There's No Home Team to Root For

While the game is on the east coast, the teams that are playing are rooted firmly in the west, which means many diehard fans making the trek out to see the big game likely have a lot of miles to travel. Seattle is over 2,800 miles away from East Rutherford, while Denver is over 1,700 miles away — neither a short journey. And when you combine a long trip and freezing temperatures, fans are a lot more likely to stay home.

If local teams like the Jets, Giants, or Patriots had made their way into this year's Super Bowl, we might have seen a different story for ticket sales, with locals jumping on the opportunity to support their home team.
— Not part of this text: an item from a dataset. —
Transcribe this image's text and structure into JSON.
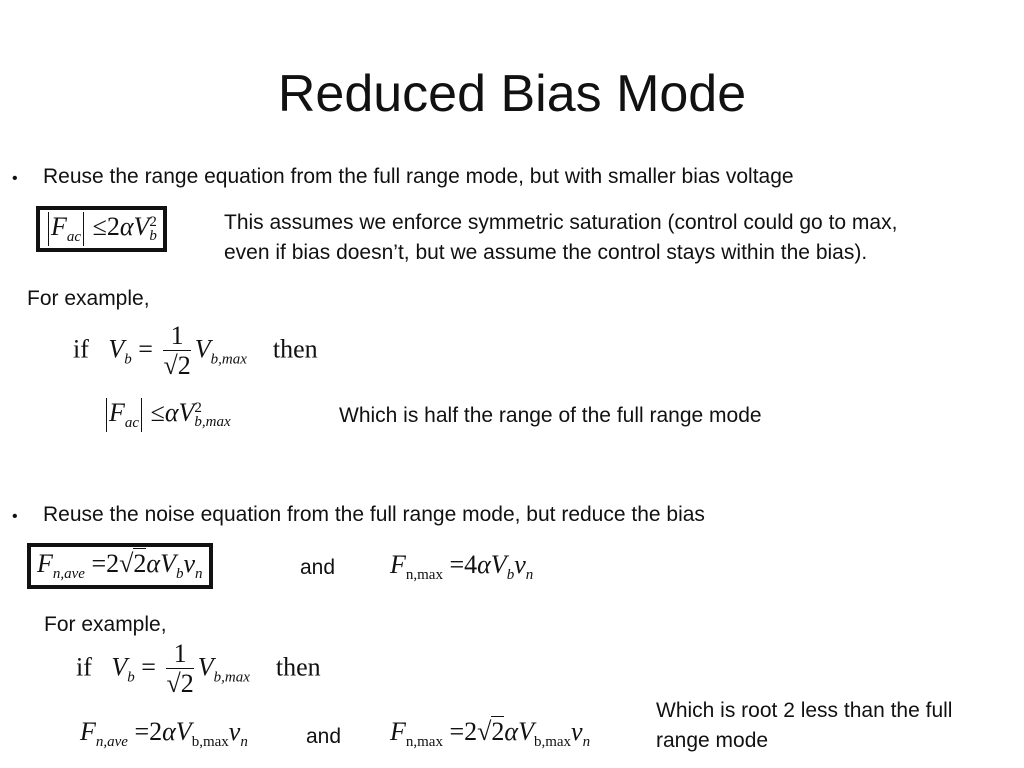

However, with prices continuing to drop as game day approaches, it's possible that locals will decide catching the game in person is worth their while — even without their home team on the field — especially if the forecast warms up.

Readers, what do you think? Would you ever spend money to sit in the cold of New Jersey on Sunday? How low do you think ticket prices can go?

Elizabeth Harper is a contributing writer to, where this article first appeared: